It seemed that almost overnight that entire image and subculture became cool and relevant for a generation of misplaced, misunderstood teens. Of course, this wasn’t the first time make up on dudes, quirky haircuts and dark, gothic type clothes had been seen on a rock band. Not by a long shot. The likes of Manson and his contemporaries had been doing this kind of thing for years in the metal scene, but that was different. Moshers, greebos or whatever you called them back in the day, had their own subculture, their own little crew, and of course, their own style of music. Metal wasn’t for everyone. It was heavy and in your face, unapologetic, controversial, and for some, unnerving and scary until they got to know it a little better. My Chemical Romance seemed more approachable. They were still edgy, and your mum still might not approve, but their music built some much needed bridges, forging a path between different genres, with enough catchy choruses and hooks to shake up the charts a little too.
For right or wrong, emo became synonymous with My Chemical Romance. To a new generation of kids who hadn’t been tapped into what had come before, and had even missed the boat on the likes of Taking Back Sunday and The Used, MCR were at the forefront of the movement. They were the leaders, along with contemporaries Fall Out Boy and Panic! At The Disco, the three of them collectively becoming known under the cringeworthy name of ‘The Emo Trinity’. Whether FOB and Panic are actually emo is another essay for another day, but their hits are still getting played at emo nites all round the world. These days, there’s a whole other generation of emo kids who missed the boat on MCR, and its bands like twenty one pilots who are now spearheading the genre. TOP paid homage to the OGs with their cover of ‘Cancer’ last year, and the likes of Palaye Royale have dipped their toes into My Chem’s catalogue too. Their cover of ‘Teenagers’ always goes down a storm live with their audience of mostly emo kids. Palaye style themselves as ‘fashion art rock’ and they incorporate the makeup looks and the androgynous, swish clothing.
“It was the album that caused the explosion in the scene – the clothes, the makeup, the gothic influence, the horror themes, the darkness”
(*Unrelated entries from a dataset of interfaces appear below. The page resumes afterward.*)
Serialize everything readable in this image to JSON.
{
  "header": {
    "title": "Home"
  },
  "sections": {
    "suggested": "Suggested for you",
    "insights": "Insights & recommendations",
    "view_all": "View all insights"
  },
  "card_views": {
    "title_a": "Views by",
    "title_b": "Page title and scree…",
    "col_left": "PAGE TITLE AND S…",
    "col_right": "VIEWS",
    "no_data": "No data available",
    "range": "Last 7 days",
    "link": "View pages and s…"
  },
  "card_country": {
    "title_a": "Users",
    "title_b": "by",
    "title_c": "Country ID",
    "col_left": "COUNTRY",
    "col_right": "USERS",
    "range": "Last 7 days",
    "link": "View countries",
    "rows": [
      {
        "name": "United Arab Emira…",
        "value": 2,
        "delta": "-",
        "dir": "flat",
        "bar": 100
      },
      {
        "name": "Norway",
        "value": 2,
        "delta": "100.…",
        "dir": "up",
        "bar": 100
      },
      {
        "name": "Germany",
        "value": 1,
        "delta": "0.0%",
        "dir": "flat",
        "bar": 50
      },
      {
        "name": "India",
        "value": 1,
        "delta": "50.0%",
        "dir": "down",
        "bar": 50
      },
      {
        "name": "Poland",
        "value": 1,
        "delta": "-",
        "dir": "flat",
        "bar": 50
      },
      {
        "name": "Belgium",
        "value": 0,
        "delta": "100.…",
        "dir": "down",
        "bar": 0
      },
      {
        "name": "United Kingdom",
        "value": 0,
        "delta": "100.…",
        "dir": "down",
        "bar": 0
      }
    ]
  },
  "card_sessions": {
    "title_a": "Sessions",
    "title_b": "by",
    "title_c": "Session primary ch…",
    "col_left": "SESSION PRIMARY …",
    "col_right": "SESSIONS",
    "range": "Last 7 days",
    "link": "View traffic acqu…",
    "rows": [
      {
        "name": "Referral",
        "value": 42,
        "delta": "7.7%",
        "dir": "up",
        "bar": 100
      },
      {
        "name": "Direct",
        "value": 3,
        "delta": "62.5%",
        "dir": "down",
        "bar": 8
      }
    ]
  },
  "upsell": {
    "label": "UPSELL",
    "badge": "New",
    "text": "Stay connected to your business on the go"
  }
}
People are always searching for ‘the next MCR’ but that’s just an idea that doesn’t exist (a bit like MCR itself. Ouch). You have Dead! and Famous Last Words, who literally named themselves after My Chem songs, and of course, Creeper, who play around with the eerie horrorcore and high concept vibes that was a staple of MCR but have established a respectable name for themselves in their own right along the way. These are just a handful of the more obvious, but there’s countless amounts of bands who are, or who have been, influenced by My Chem on some level, and ‘Three Cheers’ was really the album which started all this. It was the album that opened up doors and allowed them to create ‘The Black Parade’; led them to that point. And it was the album that caused the explosion in the scene – the clothes, the makeup, the gothic influence, the horror themes, the darkness. If the emo scene and subculture annoys you, then you should probably shake your fist at this album and get angry at it. To describe it as a classic almost understates its importance. This was the album that changed everything, not only for My Chemical Romance, but for everyone else too…and we’re still not okay.
WORDS: BECTON SIMPSON